# [EXERCISE BRIEF]
If a line in the material below has the word "Louis", copy it.
━━━━━ DATA TO PROCESS
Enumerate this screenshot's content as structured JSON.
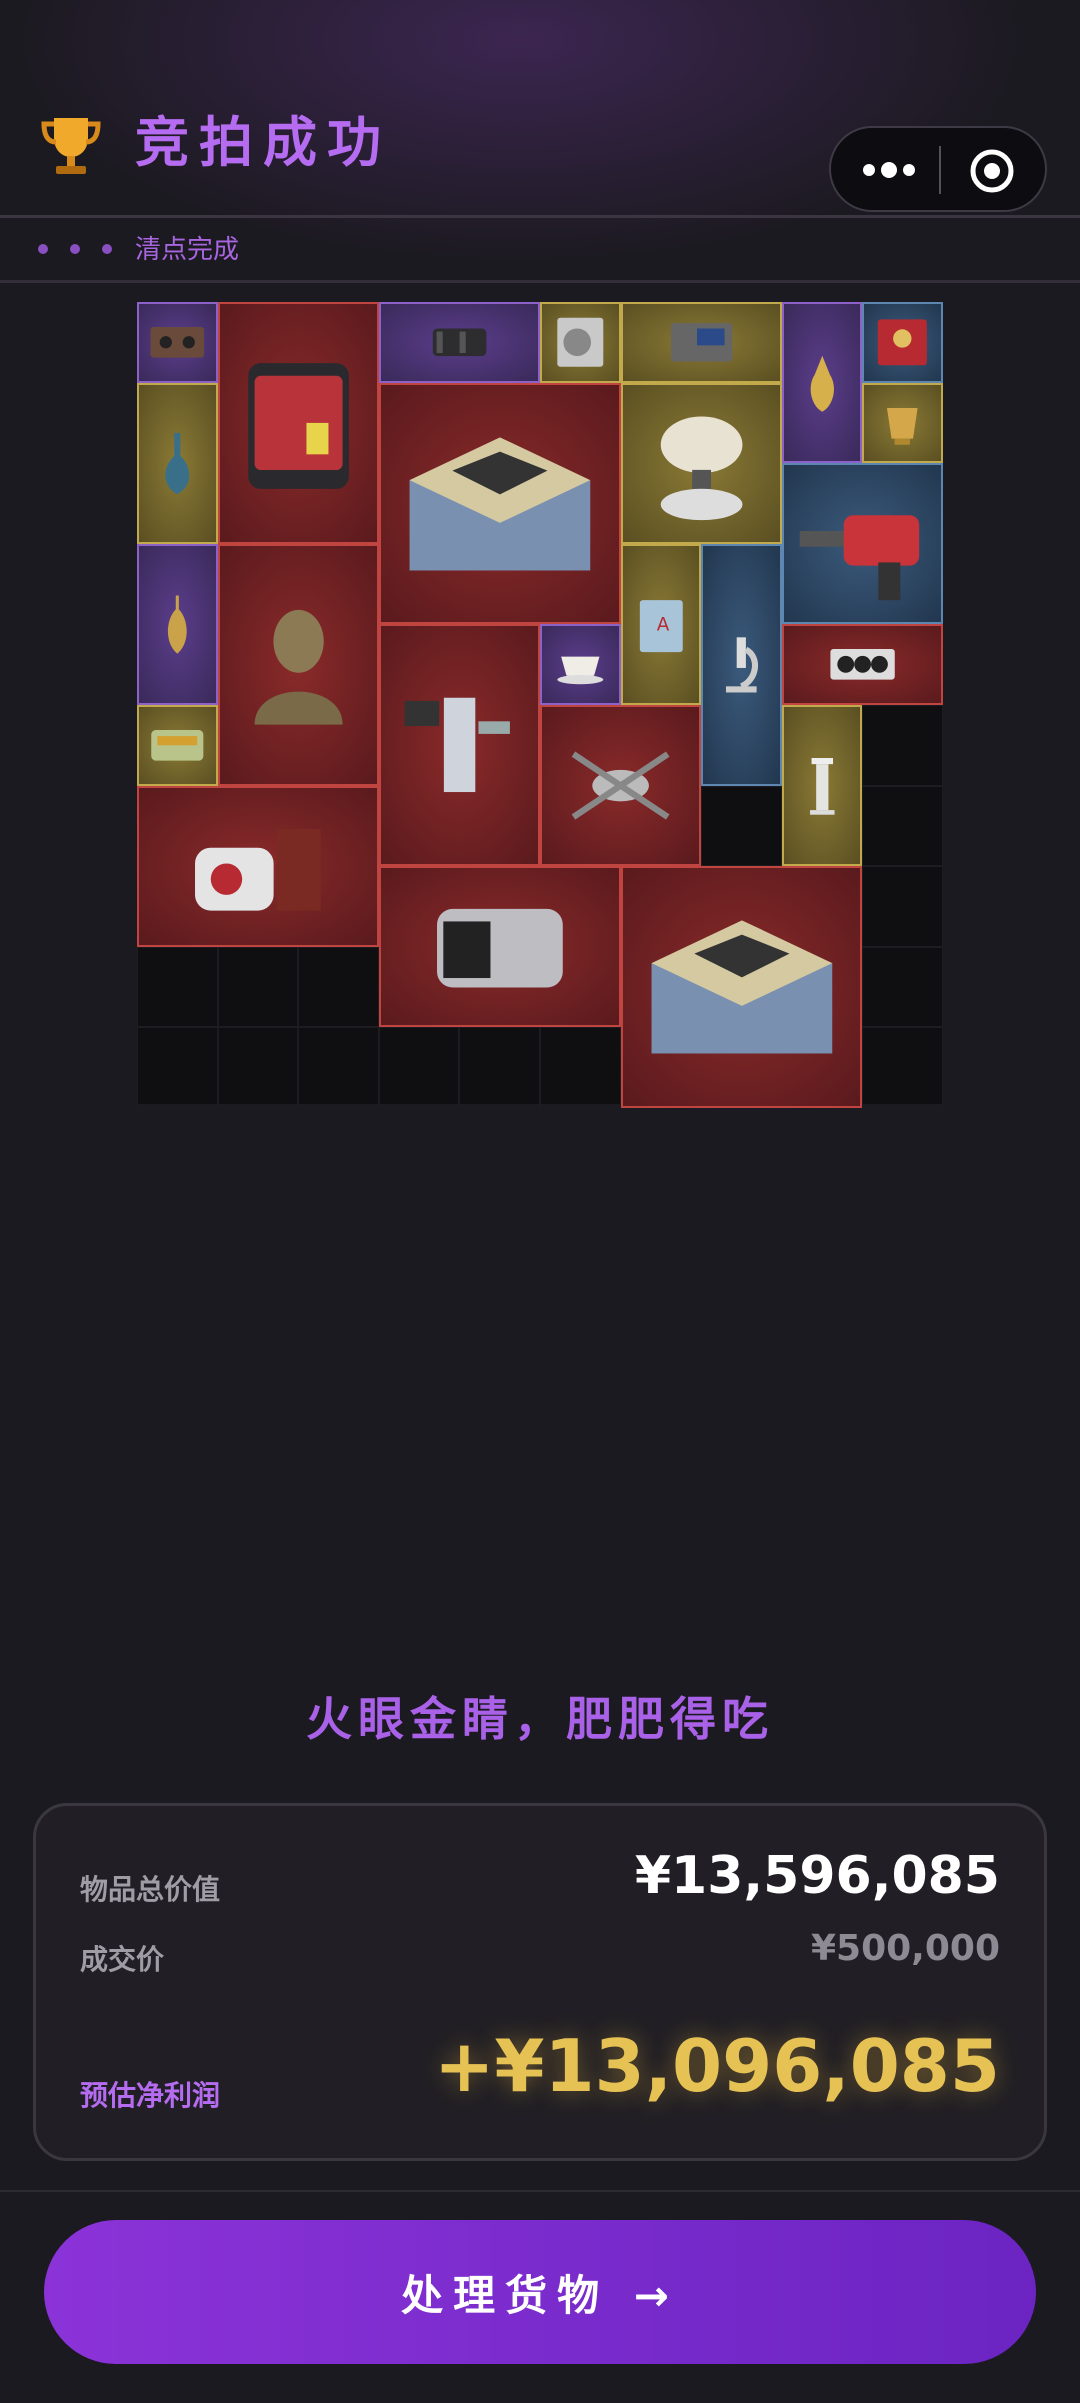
{
  "header": {
    "title": "竞拍成功",
    "trophy_icon": "trophy-icon",
    "capsule_more_icon": "more-dots-icon",
    "capsule_close_icon": "target-close-icon"
  },
  "status": {
    "label": "清点完成",
    "dot_count": 3
  },
  "inventory": {
    "columns": 10,
    "rows": 10,
    "items": [
      {
        "name": "cassette-tape",
        "rarity": "purple"
      },
      {
        "name": "aed-defibrillator",
        "rarity": "red"
      },
      {
        "name": "camera-lens",
        "rarity": "purple"
      },
      {
        "name": "hard-drive",
        "rarity": "gold"
      },
      {
        "name": "circuit-board",
        "rarity": "gold"
      },
      {
        "name": "golden-ewer",
        "rarity": "purple"
      },
      {
        "name": "royal-tin",
        "rarity": "blue"
      },
      {
        "name": "blue-glass-vase",
        "rarity": "gold"
      },
      {
        "name": "chess-box",
        "rarity": "red"
      },
      {
        "name": "wafer-stand",
        "rarity": "gold"
      },
      {
        "name": "golden-cup",
        "rarity": "gold"
      },
      {
        "name": "rotary-hammer",
        "rarity": "blue"
      },
      {
        "name": "ornate-ewer",
        "rarity": "purple"
      },
      {
        "name": "bronze-bust",
        "rarity": "red"
      },
      {
        "name": "surgical-robot",
        "rarity": "red"
      },
      {
        "name": "teacup",
        "rarity": "purple"
      },
      {
        "name": "book",
        "rarity": "gold"
      },
      {
        "name": "microscope",
        "rarity": "blue"
      },
      {
        "name": "graphics-card",
        "rarity": "red"
      },
      {
        "name": "drone",
        "rarity": "red"
      },
      {
        "name": "mint-tin",
        "rarity": "gold"
      },
      {
        "name": "marble-column",
        "rarity": "gold"
      },
      {
        "name": "flight-recorder",
        "rarity": "red"
      },
      {
        "name": "server-unit",
        "rarity": "red"
      },
      {
        "name": "chess-box-2",
        "rarity": "red"
      }
    ]
  },
  "slogan": "火眼金睛，肥肥得吃",
  "summary": {
    "total_value_label": "物品总价值",
    "total_value": "¥13,596,085",
    "deal_price_label": "成交价",
    "deal_price": "¥500,000",
    "profit_label": "预估净利润",
    "profit": "+¥13,096,085"
  },
  "action": {
    "button_label": "处理货物 →"
  },
  "colors": {
    "accent_purple": "#b56cf0",
    "profit_gold": "#e6c255",
    "background": "#1c1a21",
    "rarity_red": "#c0443f",
    "rarity_gold": "#c2a94b",
    "rarity_purple": "#8c62c8",
    "rarity_blue": "#5d86b0"
  }
}
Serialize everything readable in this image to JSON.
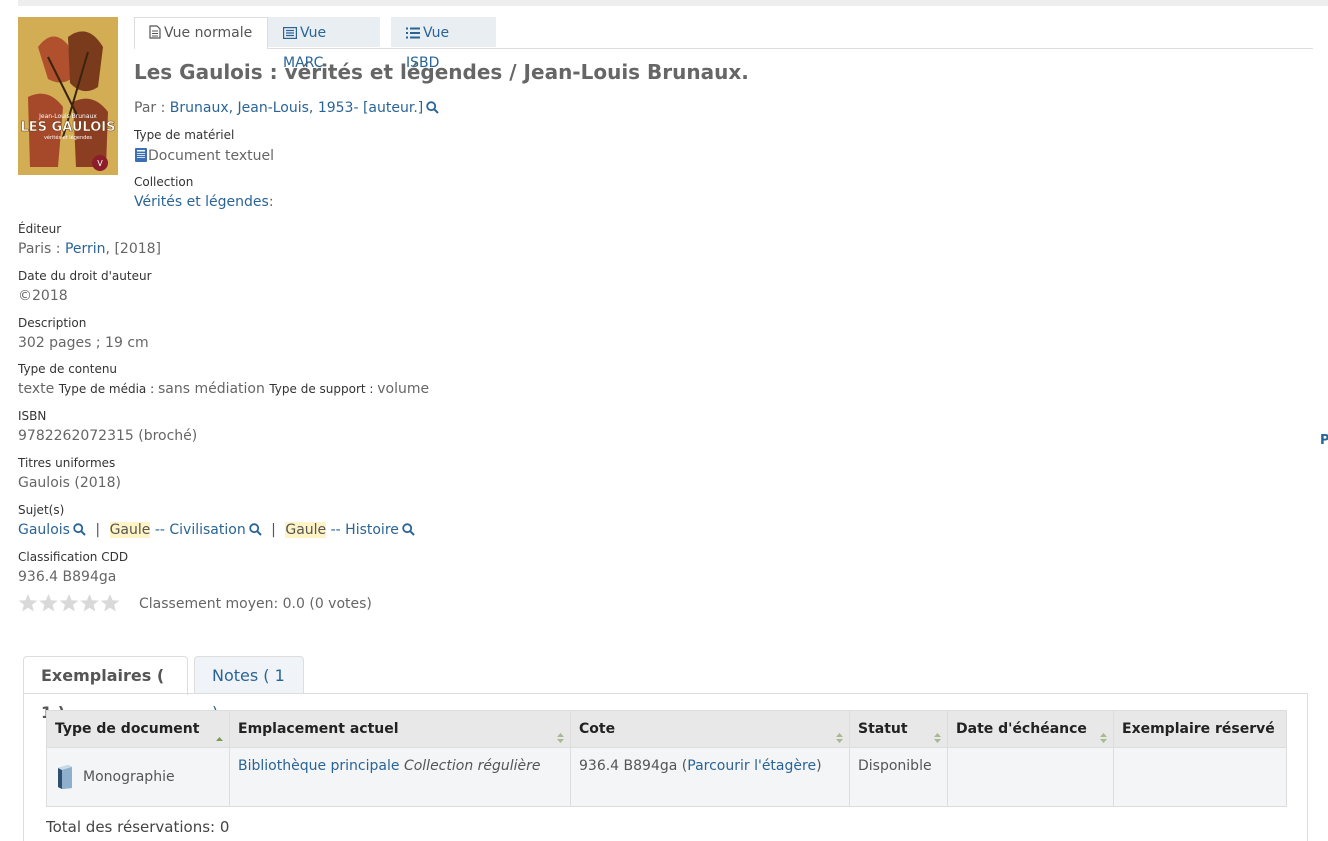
{
  "view_tabs": [
    {
      "label": "Vue normale",
      "active": true,
      "icon": "document-icon"
    },
    {
      "label": "Vue MARC",
      "active": false,
      "icon": "list-table-icon"
    },
    {
      "label": "Vue ISBD",
      "active": false,
      "icon": "list-icon"
    }
  ],
  "cover": {
    "author": "Jean-Louis Brunaux",
    "title": "LES GAULOIS",
    "subtitle": "vérités et légendes"
  },
  "record": {
    "title": "Les Gaulois : vérités et légendes / Jean-Louis Brunaux.",
    "author_prefix": "Par : ",
    "author": "Brunaux, Jean-Louis, 1953- [auteur.]",
    "material_label": "Type de matériel",
    "material_value": "Document textuel",
    "collection_label": "Collection",
    "collection_value": "Vérités et légendes",
    "collection_suffix": ":",
    "publisher_label": "Éditeur",
    "publisher_place": "Paris : ",
    "publisher_name": "Perrin",
    "publisher_date": ", [2018]",
    "copyright_label": "Date du droit d'auteur",
    "copyright_value": "©2018",
    "description_label": "Description",
    "description_value": "302 pages ; 19 cm",
    "content_label": "Type de contenu",
    "content_value": "texte",
    "media_label": "Type de média : ",
    "media_value": "sans médiation",
    "carrier_label": "Type de support : ",
    "carrier_value": "volume",
    "isbn_label": "ISBN",
    "isbn_value": "9782262072315 (broché)",
    "uniform_label": "Titres uniformes",
    "uniform_value": "Gaulois (2018)",
    "subjects_label": "Sujet(s)",
    "subjects": {
      "s1": "Gaulois",
      "s2_hl": "Gaule",
      "s2_rest": " -- Civilisation",
      "s3_hl": "Gaule",
      "s3_rest": " -- Histoire",
      "separator": "|"
    },
    "cdd_label": "Classification CDD",
    "cdd_value": "936.4 B894ga"
  },
  "rating": {
    "stars": 0,
    "max": 5,
    "text": "Classement moyen: 0.0 (0 votes)"
  },
  "holding_tabs": [
    {
      "label": "Exemplaires ( 1 )",
      "active": true
    },
    {
      "label": "Notes ( 1 )",
      "active": false
    }
  ],
  "holdings": {
    "columns": [
      "Type de document",
      "Emplacement actuel",
      "Cote",
      "Statut",
      "Date d'échéance",
      "Exemplaire réservé"
    ],
    "row": {
      "type": "Monographie",
      "location_link": "Bibliothèque principale",
      "location_coll": "Collection régulière",
      "callnumber": "936.4 B894ga",
      "browse_open": " (",
      "browse_link": "Parcourir l'étagère",
      "browse_close": ")",
      "status": "Disponible",
      "due": "",
      "reserved": ""
    },
    "total": "Total des réservations: 0"
  },
  "edge_letter": "P",
  "colors": {
    "link": "#2a6496",
    "highlight": "#fff4c6",
    "available": "#2f7d2f"
  }
}
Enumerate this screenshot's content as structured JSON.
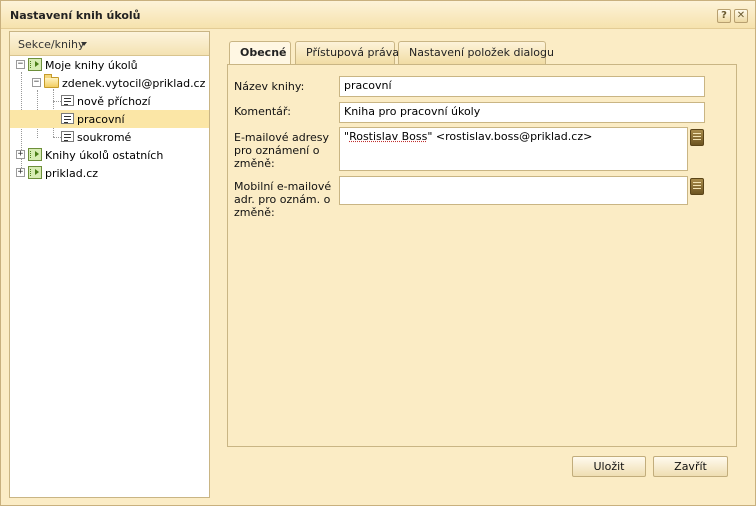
{
  "window": {
    "title": "Nastavení knih úkolů",
    "help_symbol": "?",
    "close_symbol": "✕"
  },
  "sidebar": {
    "header_label": "Sekce/knihy",
    "tree": [
      {
        "label": "Moje knihy úkolů",
        "expanded": true,
        "icon": "task-book-icon"
      },
      {
        "label": "zdenek.vytocil@priklad.cz",
        "expanded": true,
        "icon": "folder-icon"
      },
      {
        "label": "nově příchozí",
        "icon": "task-list-icon"
      },
      {
        "label": "pracovní",
        "icon": "task-list-icon",
        "selected": true
      },
      {
        "label": "soukromé",
        "icon": "task-list-icon"
      },
      {
        "label": "Knihy úkolů ostatních",
        "expanded": false,
        "icon": "task-book-icon"
      },
      {
        "label": "priklad.cz",
        "expanded": false,
        "icon": "task-book-icon"
      }
    ],
    "expand_symbol": "+",
    "collapse_symbol": "−"
  },
  "tabs": [
    {
      "label": "Obecné",
      "active": true
    },
    {
      "label": "Přístupová práva"
    },
    {
      "label": "Nastavení položek dialogu"
    }
  ],
  "form": {
    "name_label": "Název knihy:",
    "name_value": "pracovní",
    "comment_label": "Komentář:",
    "comment_value": "Kniha pro pracovní úkoly",
    "email_label": "E-mailové adresy pro oznámení o změně:",
    "email_value_prefix": "\"",
    "email_value_name": "Rostislav Boss",
    "email_value_suffix": "\" <rostislav.boss@priklad.cz>",
    "mobile_label": "Mobilní e-mailové adr. pro oznám. o změně:",
    "mobile_value": ""
  },
  "buttons": {
    "save_label": "Uložit",
    "close_label": "Zavřít"
  },
  "colors": {
    "window_bg": "#fbecc5",
    "selected_row": "#fbe6a6",
    "border": "#c9b584"
  }
}
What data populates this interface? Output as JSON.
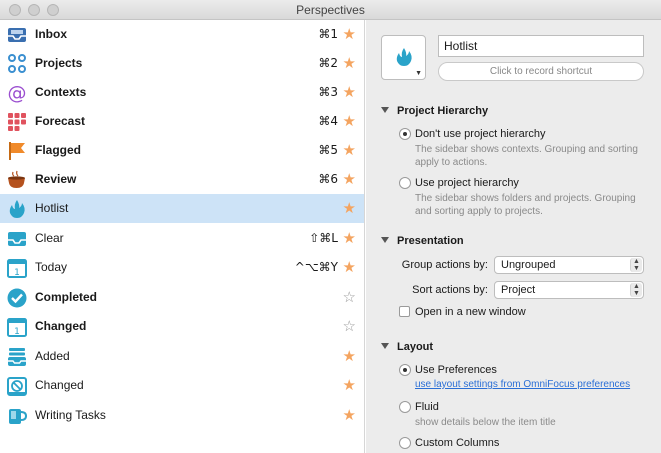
{
  "window": {
    "title": "Perspectives"
  },
  "perspectives": [
    {
      "label": "Inbox",
      "bold": true,
      "shortcut": "⌘1",
      "favorite": true,
      "icon": "inbox-icon",
      "color": "#3a6fb0"
    },
    {
      "label": "Projects",
      "bold": true,
      "shortcut": "⌘2",
      "favorite": true,
      "icon": "projects-icon",
      "color": "#3a8fd0"
    },
    {
      "label": "Contexts",
      "bold": true,
      "shortcut": "⌘3",
      "favorite": true,
      "icon": "contexts-icon",
      "color": "#9b4fd0"
    },
    {
      "label": "Forecast",
      "bold": true,
      "shortcut": "⌘4",
      "favorite": true,
      "icon": "forecast-icon",
      "color": "#e0525e"
    },
    {
      "label": "Flagged",
      "bold": true,
      "shortcut": "⌘5",
      "favorite": true,
      "icon": "flag-icon",
      "color": "#f08a2a"
    },
    {
      "label": "Review",
      "bold": true,
      "shortcut": "⌘6",
      "favorite": true,
      "icon": "review-icon",
      "color": "#b5521e"
    },
    {
      "label": "Hotlist",
      "bold": false,
      "shortcut": "",
      "favorite": true,
      "icon": "hotlist-flame-icon",
      "color": "#2aa3c9",
      "selected": true
    },
    {
      "label": "Clear",
      "bold": false,
      "shortcut": "⇧⌘L",
      "favorite": true,
      "icon": "clear-tray-icon",
      "color": "#2aa3c9"
    },
    {
      "label": "Today",
      "bold": false,
      "shortcut": "^⌥⌘Y",
      "favorite": true,
      "icon": "calendar-icon",
      "color": "#2aa3c9"
    },
    {
      "label": "Completed",
      "bold": true,
      "shortcut": "",
      "favorite": false,
      "icon": "checkmark-icon",
      "color": "#2aa3c9"
    },
    {
      "label": "Changed",
      "bold": true,
      "shortcut": "",
      "favorite": false,
      "icon": "calendar-icon",
      "color": "#2aa3c9"
    },
    {
      "label": "Added",
      "bold": false,
      "shortcut": "",
      "favorite": true,
      "icon": "stack-tray-icon",
      "color": "#2aa3c9"
    },
    {
      "label": "Changed",
      "bold": false,
      "shortcut": "",
      "favorite": true,
      "icon": "no-sign-tray-icon",
      "color": "#2aa3c9"
    },
    {
      "label": "Writing Tasks",
      "bold": false,
      "shortcut": "",
      "favorite": true,
      "icon": "mug-icon",
      "color": "#2aa3c9"
    }
  ],
  "editor": {
    "name_value": "Hotlist",
    "shortcut_placeholder": "Click to record shortcut",
    "project_hierarchy": {
      "title": "Project Hierarchy",
      "options": [
        {
          "label": "Don't use project hierarchy",
          "checked": true,
          "desc_lines": [
            "The sidebar shows contexts. Grouping and sorting",
            "apply to actions."
          ]
        },
        {
          "label": "Use project hierarchy",
          "checked": false,
          "desc_lines": [
            "The sidebar shows folders and projects. Grouping",
            "and sorting apply to projects."
          ]
        }
      ]
    },
    "presentation": {
      "title": "Presentation",
      "group_label": "Group actions by:",
      "group_value": "Ungrouped",
      "sort_label": "Sort actions by:",
      "sort_value": "Project",
      "open_new_window_label": "Open in a new window",
      "open_new_window_checked": false
    },
    "layout": {
      "title": "Layout",
      "options": [
        {
          "label": "Use Preferences",
          "checked": true,
          "link": "use layout settings from OmniFocus preferences"
        },
        {
          "label": "Fluid",
          "checked": false,
          "desc": "show details below the item title"
        },
        {
          "label": "Custom Columns",
          "checked": false
        }
      ]
    }
  },
  "colors": {
    "selection": "#cde3f7",
    "star_on": "#f4a460",
    "accent_blue": "#2aa3c9",
    "panel_bg": "#ececec"
  }
}
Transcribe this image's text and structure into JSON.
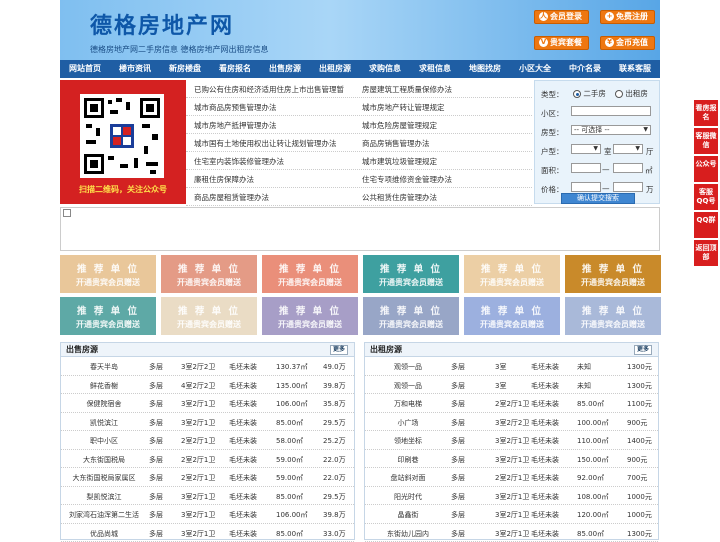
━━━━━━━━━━
# [THE COMPLETED TASK]
    "author": "Jean-Louis Brunaux",
    "title": "Les Gaulois : vérités et légendes / Jean-Louis Brunaux.",
    "author": "Brunaux, Jean-Louis, 1953- [auteur.]",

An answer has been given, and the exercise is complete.